Disney insisted yesterday its main theme park hotel would open on schedule in September despite reports that wood-munching beetles have infested some rooms.
The bugs reportedly have been found in more than 100 rooms in the Disneyland hotel during the past two months, eating through television cabinets, wooden beds and coffee tables. It is understood furniture has been stripped from rooms and replaced ahead of the September 12 grand opening.
It is suspected the beetles were introduced to the 400-room hotel after burrowing into some of the furniture, imported from various mainland suppliers.
The species has not been identified but the chief suspect is the Asian long-horned beetle, a wood-eating insect exported in mainland shipments that has infested many countries, including the US. Disney refused to confirm or deny reports of the infestation yesterday and would not confirm that long-horned beetles were involved. However, it said everything was being done to ensure that the Disneyland hotel's rooms were ready for the park's opening.
'We always strive for top quality in our projects and we also have very stringent quality control procedures in place. We will ensure that we deliver a high standard to our guests,' a spokeswoman said.
'We work closely with the suppliers to ensure these high standards are met. In any case, the hotel is not open until September.'
Hong Kong-based architect and amateur entomologist Christophe Barthelemey, who is writing a book on the city's insects, said the beetles would almost certainly have infested the hotel inside furniture and they were likely to be long-horned beetles.
Their presence indicated that 'green wood' had been used that had not been properly dried and treated before being cut and manufactured, he said.
'Disney should sack the [furniture] contractor because this means it wasn't properly made. These beetles dig substantially big tunnels and the manufacturers should have noticed them when they were cutting the wood.'
He said there were other beetle species that infested wooden furniture after it had been produced, but manufacturers should have a checking process to prevent infested wood being sent out.
'The only way to get rid of the beetles is to get rid of the furniture because you don't know how deep the infestation is inside the wood until you cut it open. If you don't deal with it quickly, they can spread fast and you can end up with a big infestation which you cannot control. It could extend beyond the hotel,' said Mr Barthelemey.

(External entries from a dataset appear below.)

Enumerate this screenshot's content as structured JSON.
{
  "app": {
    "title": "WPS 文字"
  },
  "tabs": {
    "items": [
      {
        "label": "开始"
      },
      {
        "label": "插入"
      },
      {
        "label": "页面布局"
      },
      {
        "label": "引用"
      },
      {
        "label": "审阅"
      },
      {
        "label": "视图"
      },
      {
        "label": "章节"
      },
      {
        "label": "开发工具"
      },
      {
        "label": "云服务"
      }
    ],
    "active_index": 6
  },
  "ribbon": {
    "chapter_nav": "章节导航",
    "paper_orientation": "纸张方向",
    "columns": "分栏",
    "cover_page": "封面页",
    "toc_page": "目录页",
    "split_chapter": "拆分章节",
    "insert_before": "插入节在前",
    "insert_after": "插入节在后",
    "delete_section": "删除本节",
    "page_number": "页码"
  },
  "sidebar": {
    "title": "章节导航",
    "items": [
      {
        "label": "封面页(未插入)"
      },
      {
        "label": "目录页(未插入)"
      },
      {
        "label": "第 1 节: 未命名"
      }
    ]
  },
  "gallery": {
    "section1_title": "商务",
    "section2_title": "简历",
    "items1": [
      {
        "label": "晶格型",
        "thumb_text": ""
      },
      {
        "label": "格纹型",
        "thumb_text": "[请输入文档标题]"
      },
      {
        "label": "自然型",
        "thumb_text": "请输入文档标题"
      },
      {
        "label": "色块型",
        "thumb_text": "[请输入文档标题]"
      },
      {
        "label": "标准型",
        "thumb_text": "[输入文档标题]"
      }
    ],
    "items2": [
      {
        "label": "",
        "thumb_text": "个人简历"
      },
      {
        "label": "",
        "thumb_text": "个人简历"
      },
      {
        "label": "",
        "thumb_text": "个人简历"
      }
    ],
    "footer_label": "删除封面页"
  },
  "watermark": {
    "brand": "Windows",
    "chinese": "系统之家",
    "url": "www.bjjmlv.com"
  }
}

The spokeswoman said there was no doubt the two hotels would open on time, with all rooms available. A Disney source said the situation was 'well under control'.